Your instructions:
Every line below that has the string "when" needs to be copied.

Input data:
══════════════════════════════

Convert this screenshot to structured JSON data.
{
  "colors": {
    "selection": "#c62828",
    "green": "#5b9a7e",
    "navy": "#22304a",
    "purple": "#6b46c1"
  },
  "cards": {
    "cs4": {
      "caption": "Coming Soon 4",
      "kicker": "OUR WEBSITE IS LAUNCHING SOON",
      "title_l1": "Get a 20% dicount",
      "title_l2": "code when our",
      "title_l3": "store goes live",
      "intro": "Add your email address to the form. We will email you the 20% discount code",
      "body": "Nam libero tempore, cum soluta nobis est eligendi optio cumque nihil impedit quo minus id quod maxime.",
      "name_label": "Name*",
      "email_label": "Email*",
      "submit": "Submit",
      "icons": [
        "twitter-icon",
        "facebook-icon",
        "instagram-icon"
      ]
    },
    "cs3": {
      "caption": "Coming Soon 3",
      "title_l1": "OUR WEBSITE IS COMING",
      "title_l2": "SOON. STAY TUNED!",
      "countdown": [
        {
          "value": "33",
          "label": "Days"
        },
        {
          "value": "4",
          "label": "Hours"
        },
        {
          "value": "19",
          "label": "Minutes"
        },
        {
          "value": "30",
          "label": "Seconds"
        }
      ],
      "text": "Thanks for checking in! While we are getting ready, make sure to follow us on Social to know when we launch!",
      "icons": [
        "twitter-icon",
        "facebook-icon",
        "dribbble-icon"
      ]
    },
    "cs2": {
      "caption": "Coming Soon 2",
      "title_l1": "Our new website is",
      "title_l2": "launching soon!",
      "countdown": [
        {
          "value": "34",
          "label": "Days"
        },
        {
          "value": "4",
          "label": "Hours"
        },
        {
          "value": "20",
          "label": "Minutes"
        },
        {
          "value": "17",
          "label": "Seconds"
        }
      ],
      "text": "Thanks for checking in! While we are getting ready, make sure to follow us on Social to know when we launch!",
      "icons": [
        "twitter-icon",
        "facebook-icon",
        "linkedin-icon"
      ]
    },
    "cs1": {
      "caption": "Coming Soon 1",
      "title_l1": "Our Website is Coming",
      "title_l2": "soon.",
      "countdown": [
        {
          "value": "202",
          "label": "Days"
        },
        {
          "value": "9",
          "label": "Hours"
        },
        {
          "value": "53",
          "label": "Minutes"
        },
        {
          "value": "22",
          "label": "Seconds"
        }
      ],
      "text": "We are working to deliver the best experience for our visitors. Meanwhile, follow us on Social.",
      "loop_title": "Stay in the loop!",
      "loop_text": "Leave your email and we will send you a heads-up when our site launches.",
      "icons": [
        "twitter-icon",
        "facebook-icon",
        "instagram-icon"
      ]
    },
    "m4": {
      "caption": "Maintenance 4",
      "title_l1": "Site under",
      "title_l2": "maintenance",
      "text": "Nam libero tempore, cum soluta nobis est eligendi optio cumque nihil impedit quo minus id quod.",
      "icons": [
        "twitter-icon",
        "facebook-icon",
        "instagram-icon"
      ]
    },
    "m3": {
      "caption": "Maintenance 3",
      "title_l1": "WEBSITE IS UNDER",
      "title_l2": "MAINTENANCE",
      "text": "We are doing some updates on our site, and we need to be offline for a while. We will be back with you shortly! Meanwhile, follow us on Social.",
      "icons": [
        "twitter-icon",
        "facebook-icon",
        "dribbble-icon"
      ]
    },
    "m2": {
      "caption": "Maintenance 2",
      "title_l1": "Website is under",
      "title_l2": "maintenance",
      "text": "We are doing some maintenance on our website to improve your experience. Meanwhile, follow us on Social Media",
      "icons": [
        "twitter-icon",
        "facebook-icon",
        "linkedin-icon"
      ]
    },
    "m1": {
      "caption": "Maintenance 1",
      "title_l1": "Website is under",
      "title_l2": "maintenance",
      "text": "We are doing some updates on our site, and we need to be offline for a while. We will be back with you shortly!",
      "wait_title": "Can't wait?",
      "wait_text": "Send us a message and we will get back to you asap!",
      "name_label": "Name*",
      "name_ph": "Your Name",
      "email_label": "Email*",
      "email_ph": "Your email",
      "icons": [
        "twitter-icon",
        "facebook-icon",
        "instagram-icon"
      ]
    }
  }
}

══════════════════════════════

Expected answer:
      "title_l2": "code when our",
      "text": "Thanks for checking in! While we are getting ready, make sure to follow us on Social to know when we launch!",
      "text": "Thanks for checking in! While we are getting ready, make sure to follow us on Social to know when we launch!",
      "loop_text": "Leave your email and we will send you a heads-up when our site launches.",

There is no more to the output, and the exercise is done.